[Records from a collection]
========================================

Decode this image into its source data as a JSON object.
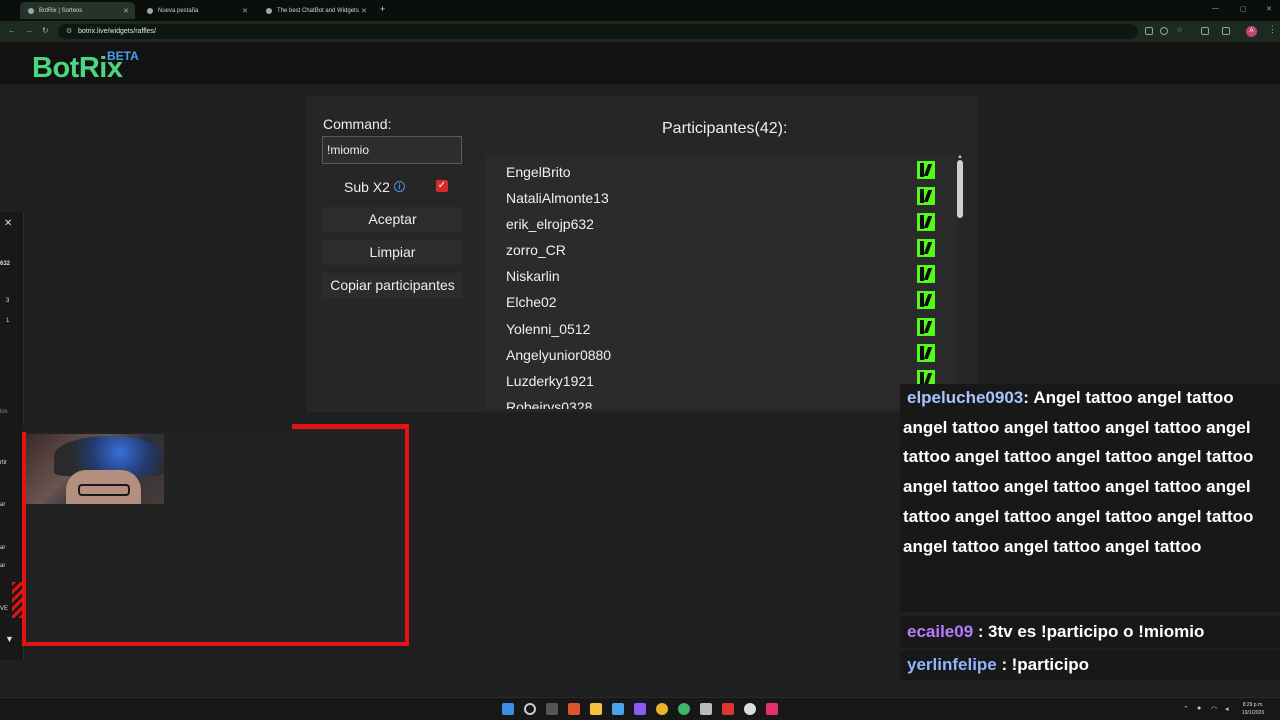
{
  "browser": {
    "tabs": [
      {
        "label": "BotRix | Sorteos",
        "active": true
      },
      {
        "label": "Nueva pestaña",
        "active": false
      },
      {
        "label": "The best ChatBot and Widgets",
        "active": false
      }
    ],
    "url": "botrix.live/widgets/raffles/",
    "profile_initial": "A"
  },
  "site": {
    "logo": "BotRix",
    "beta": "BETA"
  },
  "raffle": {
    "command_label": "Command:",
    "command_value": "!miomio",
    "sub_label": "Sub X2",
    "sub_checked": true,
    "accept_button": "Aceptar",
    "clear_button": "Limpiar",
    "copy_button": "Copiar participantes",
    "participants_title": "Participantes(42):",
    "participants": [
      "EngelBrito",
      "NataliAlmonte13",
      "erik_elrojp632",
      "zorro_CR",
      "Niskarlin",
      "Elche02",
      "Yolenni_0512",
      "Angelyunior0880",
      "Luzderky1921",
      "Robeirys0328"
    ]
  },
  "overlay_left": {
    "texts": [
      "632",
      "3",
      "1",
      "los",
      "rtir",
      "ar",
      "ar",
      "ar",
      "VE"
    ]
  },
  "chat": {
    "messages": [
      {
        "user": "elpeluche0903",
        "user_color": "#a8c4ff",
        "text": "Angel tattoo angel tattoo angel tattoo angel tattoo angel tattoo angel tattoo angel tattoo angel tattoo angel tattoo angel tattoo angel tattoo angel tattoo angel tattoo angel tattoo angel tattoo angel tattoo angel tattoo angel tattoo angel tattoo"
      },
      {
        "user": "ecaile09",
        "user_color": "#b57cff",
        "text": "3tv es !participo o !miomio"
      },
      {
        "user": "yerlinfelipe",
        "user_color": "#8fb4ff",
        "text": "!participo"
      }
    ]
  },
  "taskbar": {
    "time": "8:29 p.m.",
    "date": "19/1/2026"
  }
}
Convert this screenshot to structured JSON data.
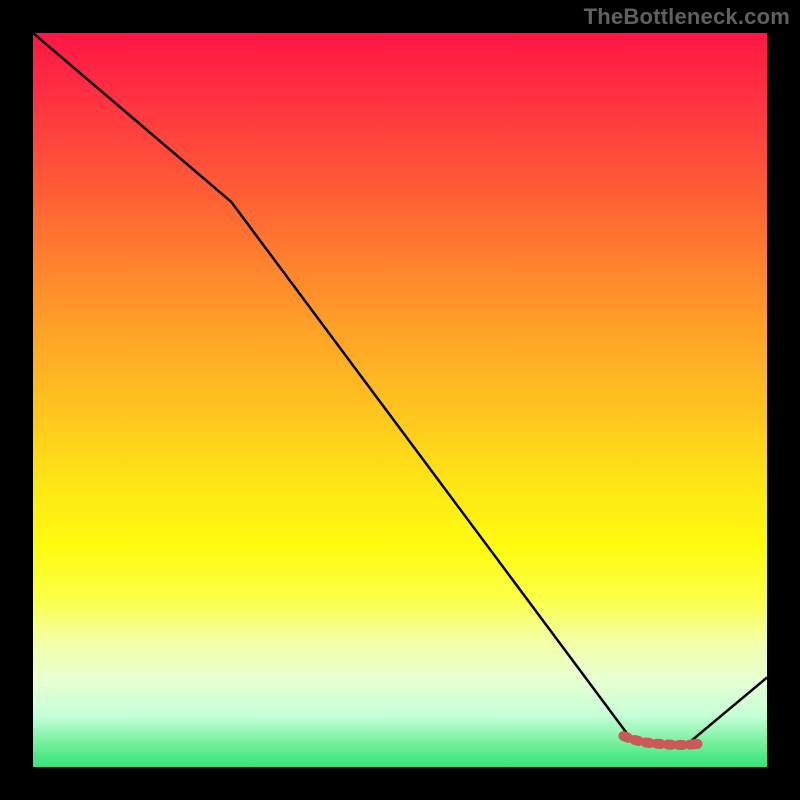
{
  "watermark": "TheBottleneck.com",
  "colors": {
    "line": "#000000",
    "marker": "#cc5959"
  },
  "chart_data": {
    "type": "line",
    "title": "",
    "xlabel": "",
    "ylabel": "",
    "xlim": [
      0,
      100
    ],
    "ylim": [
      0,
      100
    ],
    "grid": false,
    "series": [
      {
        "name": "main",
        "x": [
          0,
          27,
          81.5,
          89,
          100
        ],
        "y": [
          100,
          77,
          3.8,
          3.0,
          12.2
        ]
      }
    ],
    "marker_series": {
      "name": "bottom-segment",
      "style": "thick-dash-round",
      "x": [
        80,
        81.5,
        83,
        84.5,
        86,
        87.5,
        89,
        91
      ],
      "y": [
        4.4,
        3.8,
        3.4,
        3.2,
        3.1,
        3.0,
        3.0,
        3.2
      ]
    }
  }
}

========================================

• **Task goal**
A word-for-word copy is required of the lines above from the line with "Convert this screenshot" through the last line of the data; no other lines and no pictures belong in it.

• **Response area**
Convert this screenshot to structured JSON data.
{
  "watermark": "TheBottleneck.com",
  "colors": {
    "line": "#000000",
    "marker": "#cc5959"
  },
  "chart_data": {
    "type": "line",
    "title": "",
    "xlabel": "",
    "ylabel": "",
    "xlim": [
      0,
      100
    ],
    "ylim": [
      0,
      100
    ],
    "grid": false,
    "series": [
      {
        "name": "main",
        "x": [
          0,
          27,
          81.5,
          89,
          100
        ],
        "y": [
          100,
          77,
          3.8,
          3.0,
          12.2
        ]
      }
    ],
    "marker_series": {
      "name": "bottom-segment",
      "style": "thick-dash-round",
      "x": [
        80,
        81.5,
        83,
        84.5,
        86,
        87.5,
        89,
        91
      ],
      "y": [
        4.4,
        3.8,
        3.4,
        3.2,
        3.1,
        3.0,
        3.0,
        3.2
      ]
    }
  }
}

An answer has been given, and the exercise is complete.